EIB East Africa head Catherine Collin. FILE PHOTO | NMG 

The European Investment Bank (EIB) has cancelled a Sh19.5 billion loan offer to a firm partly owned by Centum Investments over viability and environmental concerns raised by lobbies.

The EIB East Africa head Catherine Collin had last year said the €155 million (Sh19.5 billion) generation financing package to Akiira Geothermal Ltd “will be finalised soon.”

The Centum consortium was expected to contribute Sh11.7 billion or 30 per cent of the project’s cost of Sh39 billion while the rest would be funded through commercial loans.


The EIB Deputy Head of Division Joan Manuel Sterlin Balenciaga, however, said in communique dated October 10: “After careful consideration and due to the fact that the EIB has seen no progress on the Akiira Geothermal expansion project over the past three years, the EIB has formally decided not to pursue the appraisal of the project.”

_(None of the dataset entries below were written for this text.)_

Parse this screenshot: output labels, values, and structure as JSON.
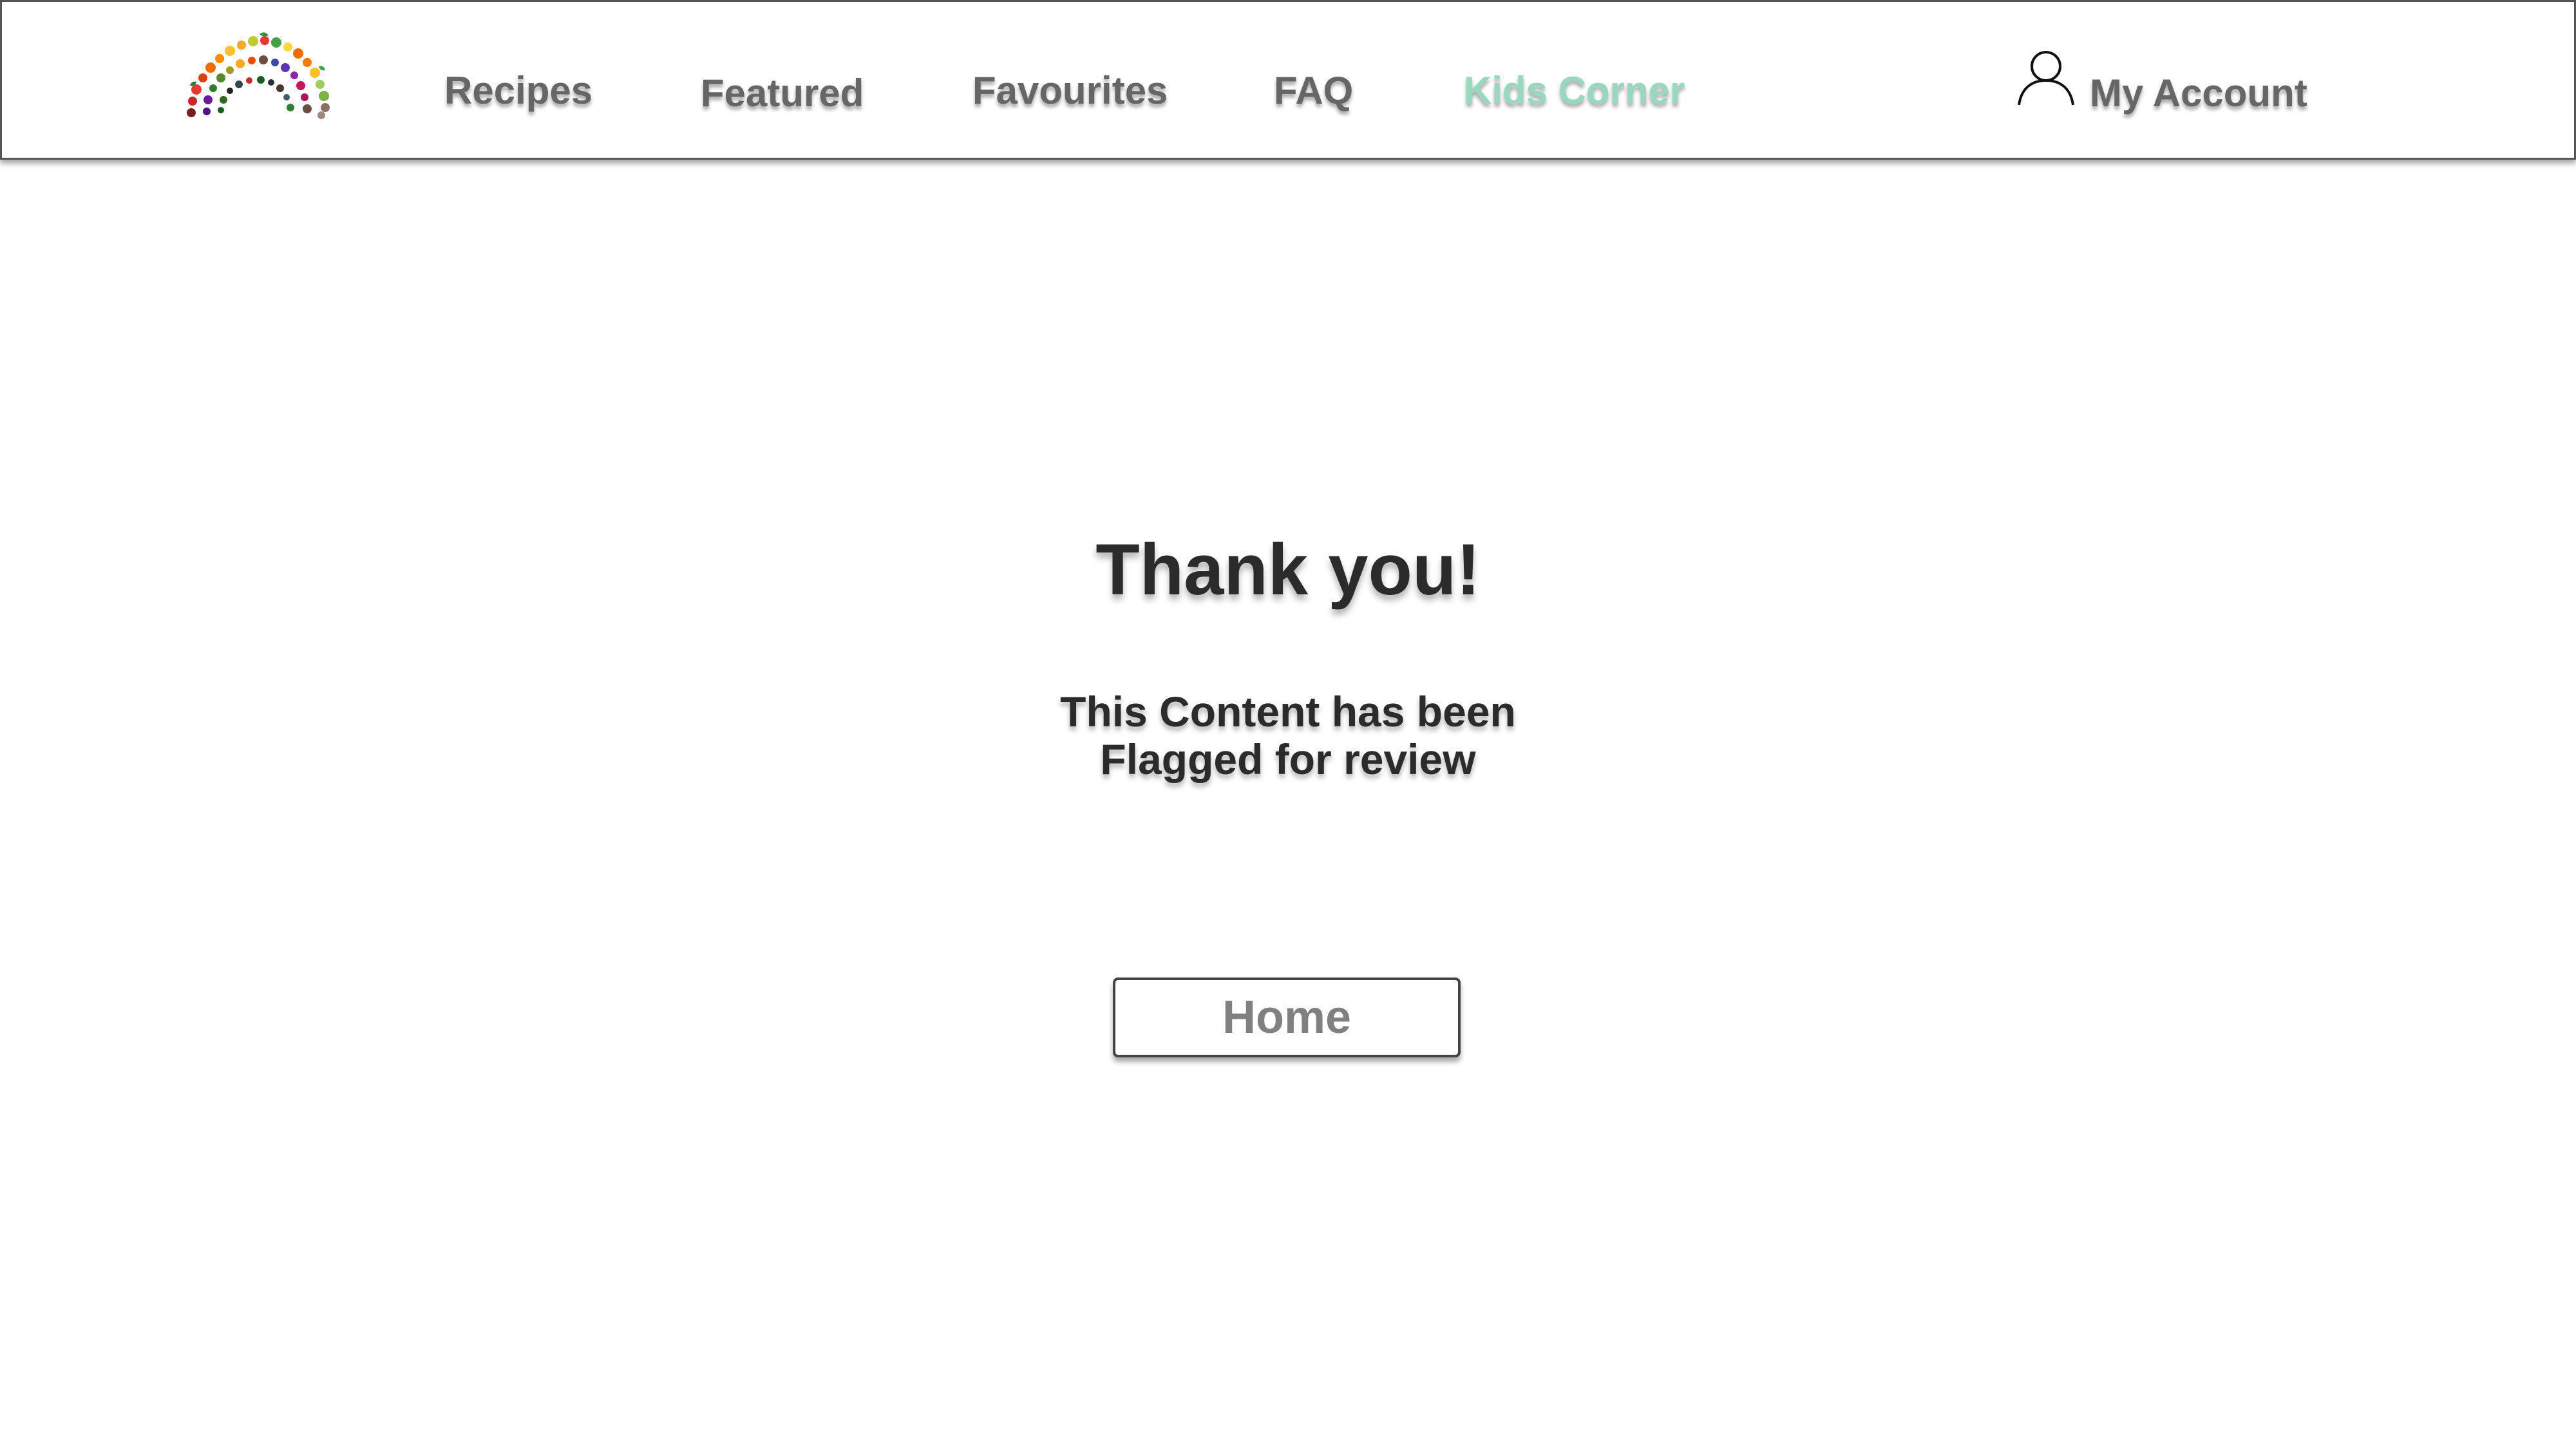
{
  "header": {
    "logo_icon": "fruit-vegetable-rainbow-logo",
    "nav": {
      "recipes": "Recipes",
      "featured": "Featured",
      "favourites": "Favourites",
      "faq": "FAQ",
      "kids_corner": "Kids Corner"
    },
    "account": {
      "icon": "user-icon",
      "label": "My Account"
    }
  },
  "main": {
    "title": "Thank you!",
    "message_lines": [
      "This Content has been",
      "Flagged for review"
    ],
    "home_button": "Home"
  },
  "colors": {
    "nav_text": "#666666",
    "nav_active": "#98d8bf",
    "heading_text": "#2b2b2b",
    "button_text": "#808080",
    "border": "#555555"
  }
}
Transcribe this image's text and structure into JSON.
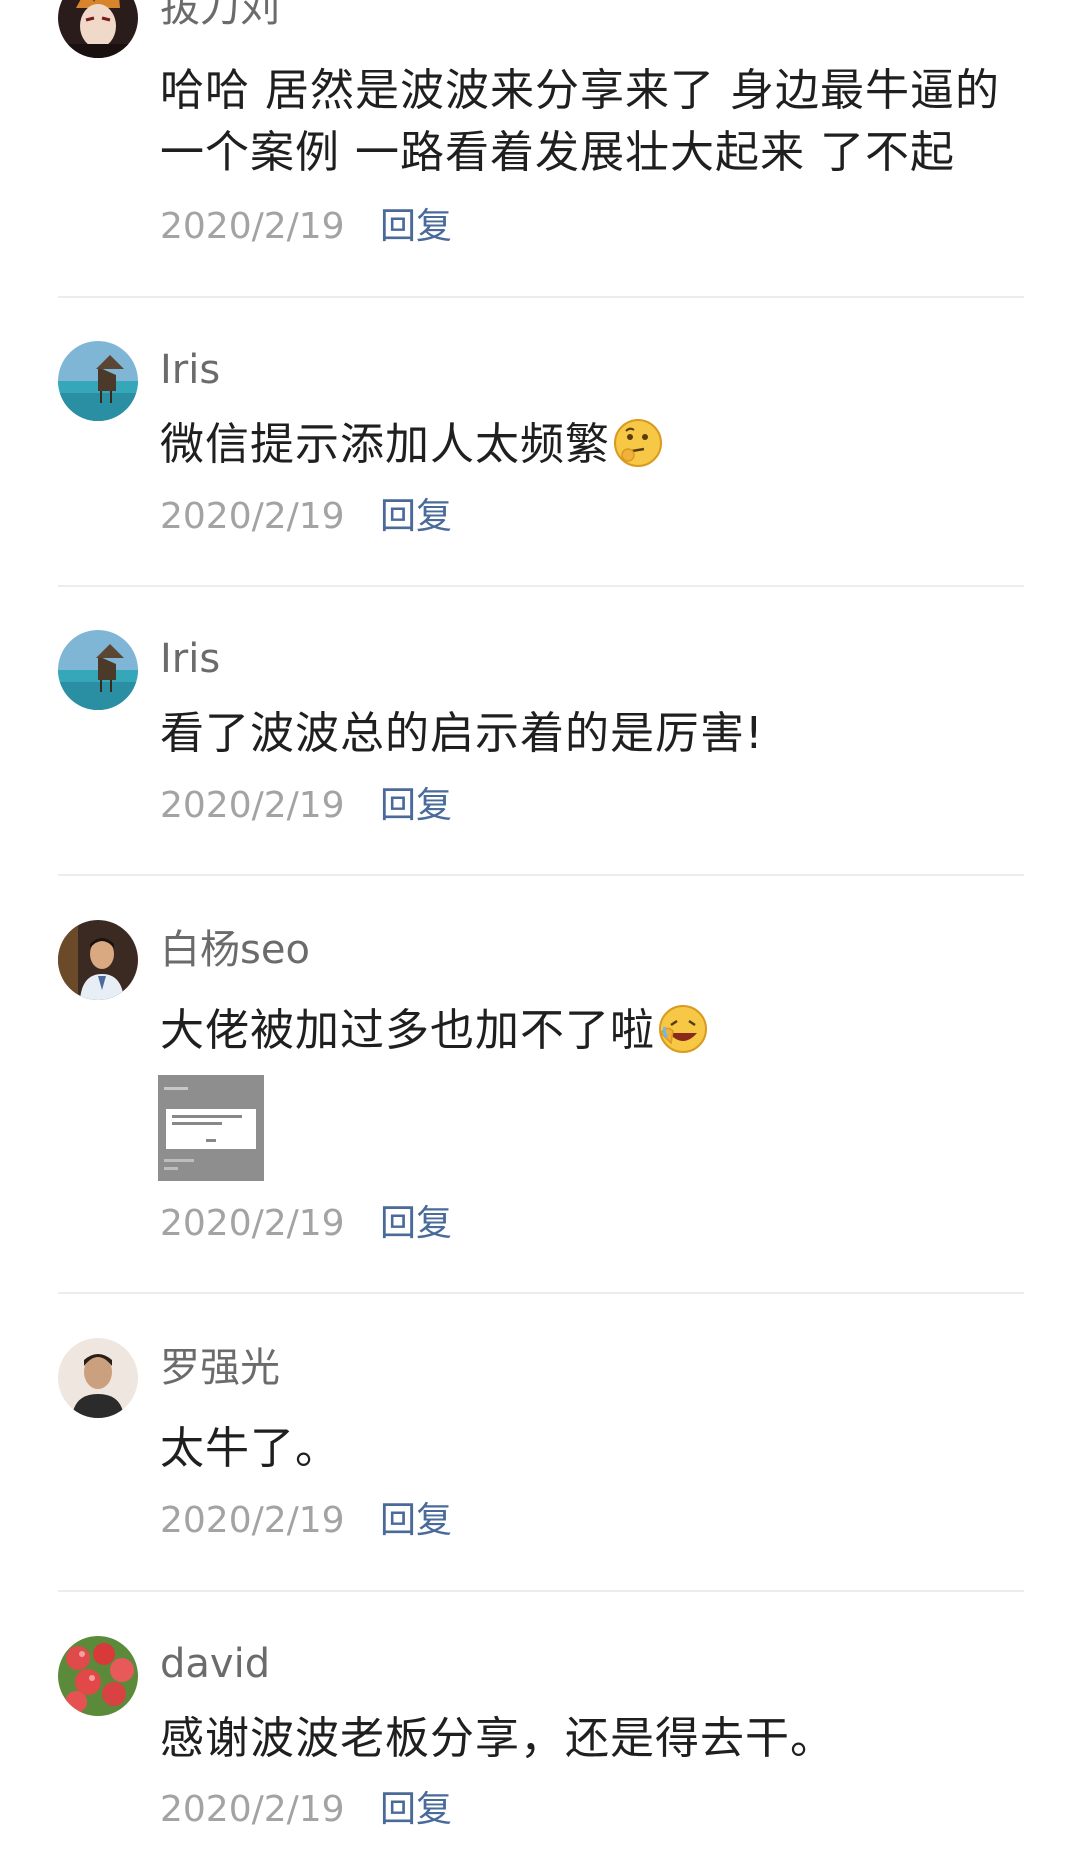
{
  "comments": [
    {
      "username": "拔刀刘",
      "text": "哈哈 居然是波波来分享来了 身边最牛逼的一个案例 一路看着发展壮大起来 了不起",
      "date": "2020/2/19",
      "reply": "回复"
    },
    {
      "username": "Iris",
      "text": "微信提示添加人太频繁",
      "date": "2020/2/19",
      "reply": "回复"
    },
    {
      "username": "Iris",
      "text": "看了波波总的启示着的是厉害!",
      "date": "2020/2/19",
      "reply": "回复"
    },
    {
      "username": "白杨seo",
      "text": "大佬被加过多也加不了啦",
      "date": "2020/2/19",
      "reply": "回复"
    },
    {
      "username": "罗强光",
      "text": "太牛了。",
      "date": "2020/2/19",
      "reply": "回复"
    },
    {
      "username": "david",
      "text": "感谢波波老板分享，还是得去干。",
      "date": "2020/2/19",
      "reply": "回复"
    }
  ],
  "icons": {
    "emoji_1": "thinking-face-emoji-icon",
    "emoji_2": "laughing-face-emoji-icon"
  },
  "colors": {
    "username": "#6b6b6b",
    "content": "#1f1f1f",
    "date": "#a3a3a3",
    "reply": "#4a6a9a",
    "divider": "#ececec"
  }
}
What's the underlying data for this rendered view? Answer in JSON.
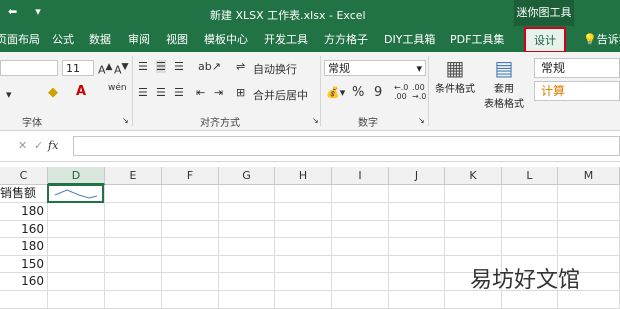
{
  "title_bar": {
    "quick_access": [
      "⬅",
      "▾"
    ],
    "title": "新建 XLSX 工作表.xlsx - Excel",
    "context_group": "迷你图工具"
  },
  "tabs": [
    {
      "label": "页面布局"
    },
    {
      "label": "公式"
    },
    {
      "label": "数据"
    },
    {
      "label": "审阅"
    },
    {
      "label": "视图"
    },
    {
      "label": "模板中心"
    },
    {
      "label": "开发工具"
    },
    {
      "label": "方方格子"
    },
    {
      "label": "DIY工具箱"
    },
    {
      "label": "PDF工具集"
    },
    {
      "label": "设计",
      "active": true
    },
    {
      "label": "告诉我"
    }
  ],
  "ribbon": {
    "font": {
      "size": "11",
      "group_label": "字体"
    },
    "alignment": {
      "wrap_text": "自动换行",
      "merge_center": "合并后居中",
      "group_label": "对齐方式"
    },
    "number": {
      "format": "常规",
      "percent": "%",
      "comma": "9",
      "group_label": "数字"
    },
    "styles": {
      "conditional": "条件格式",
      "table_format_1": "套用",
      "table_format_2": "表格格式",
      "style_normal": "常规",
      "style_calc": "计算"
    }
  },
  "formula_bar": {
    "fx": "fx",
    "check": "✓"
  },
  "columns": [
    "C",
    "D",
    "E",
    "F",
    "G",
    "H",
    "I",
    "J",
    "K",
    "L",
    "M"
  ],
  "selected_column": "D",
  "cells": {
    "header": "销售额",
    "values": [
      "180",
      "160",
      "180",
      "150",
      "160"
    ]
  },
  "watermark": "易坊好文馆",
  "colors": {
    "excel_green": "#217346",
    "highlight_red": "#d0021b",
    "calc_orange": "#e07b00"
  }
}
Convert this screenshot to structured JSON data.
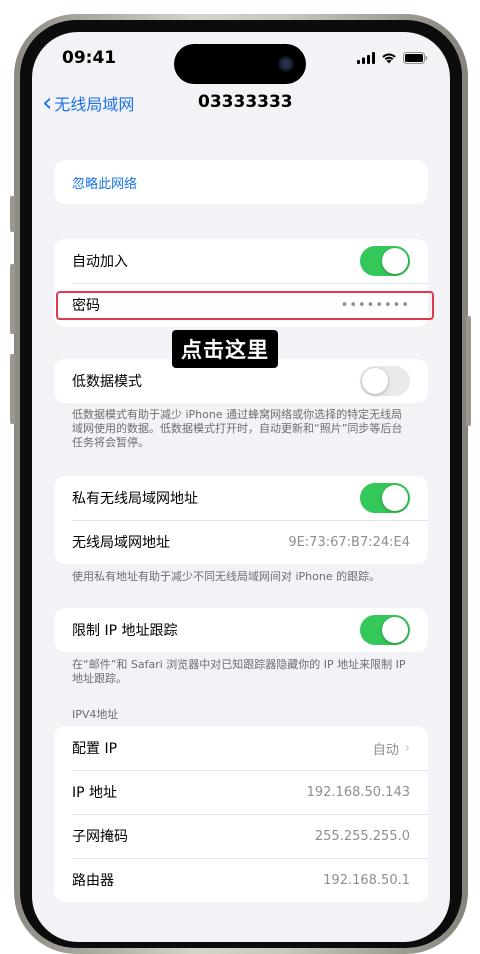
{
  "status": {
    "time": "09:41"
  },
  "nav": {
    "back_label": "无线局域网",
    "title": "03333333"
  },
  "forget": {
    "label": "忽略此网络"
  },
  "auto_join": {
    "label": "自动加入",
    "on": true
  },
  "password": {
    "label": "密码",
    "value": "••••••••"
  },
  "callout": {
    "text": "点击这里"
  },
  "low_data": {
    "label": "低数据模式",
    "on": false,
    "footnote": "低数据模式有助于减少 iPhone 通过蜂窝网络或你选择的特定无线局域网使用的数据。低数据模式打开时，自动更新和“照片”同步等后台任务将会暂停。"
  },
  "private_addr": {
    "label": "私有无线局域网地址",
    "on": true,
    "wlan_label": "无线局域网地址",
    "wlan_value": "9E:73:67:B7:24:E4",
    "footnote": "使用私有地址有助于减少不同无线局域网间对 iPhone 的跟踪。"
  },
  "limit_ip": {
    "label": "限制 IP 地址跟踪",
    "on": true,
    "footnote": "在“邮件”和 Safari 浏览器中对已知跟踪器隐藏你的 IP 地址来限制 IP 地址跟踪。"
  },
  "ipv4": {
    "header": "IPV4地址",
    "rows": [
      {
        "label": "配置 IP",
        "value": "自动"
      },
      {
        "label": "IP 地址",
        "value": "192.168.50.143"
      },
      {
        "label": "子网掩码",
        "value": "255.255.255.0"
      },
      {
        "label": "路由器",
        "value": "192.168.50.1"
      }
    ]
  },
  "colors": {
    "accent": "#1a73e8",
    "toggle_on": "#34c759",
    "highlight": "#e0394f"
  }
}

“The project has been withdrawn from the EIB’s website and the project sponsors have been informed,” said Mr Balenciaga.


The power project is based in Akiira Valley in Naivasha and would have a capacity of 70 megawatts upon completion. Centum Investments owns a 37.5 per cent equity stake in the Akiira consortium, with the remaining 62.5 per cent owned by American firms Ram Energy, Marine Power, and Danish company Frontier Markets.

It is the first phase of the development of a 140-megawatt geothermal plant.

“The EIB has taken all the allegations extremely seriously and will make every effort to ensure that EIB’s environmental and social standards are respected throughout all of its projects,” said Mr Balenciaga.

The International Accountability Project (IAP), a human rights organisation, and its partners welcomed the decision saying the affected communities in RAPland, Suswa and Loroppil had for months raised objection to the project over environmental concerns.

“This decision is worth celebrating because ultimately, the EIB listened and acted,” John Mwebe of the International Accountability Project told the Business Daily.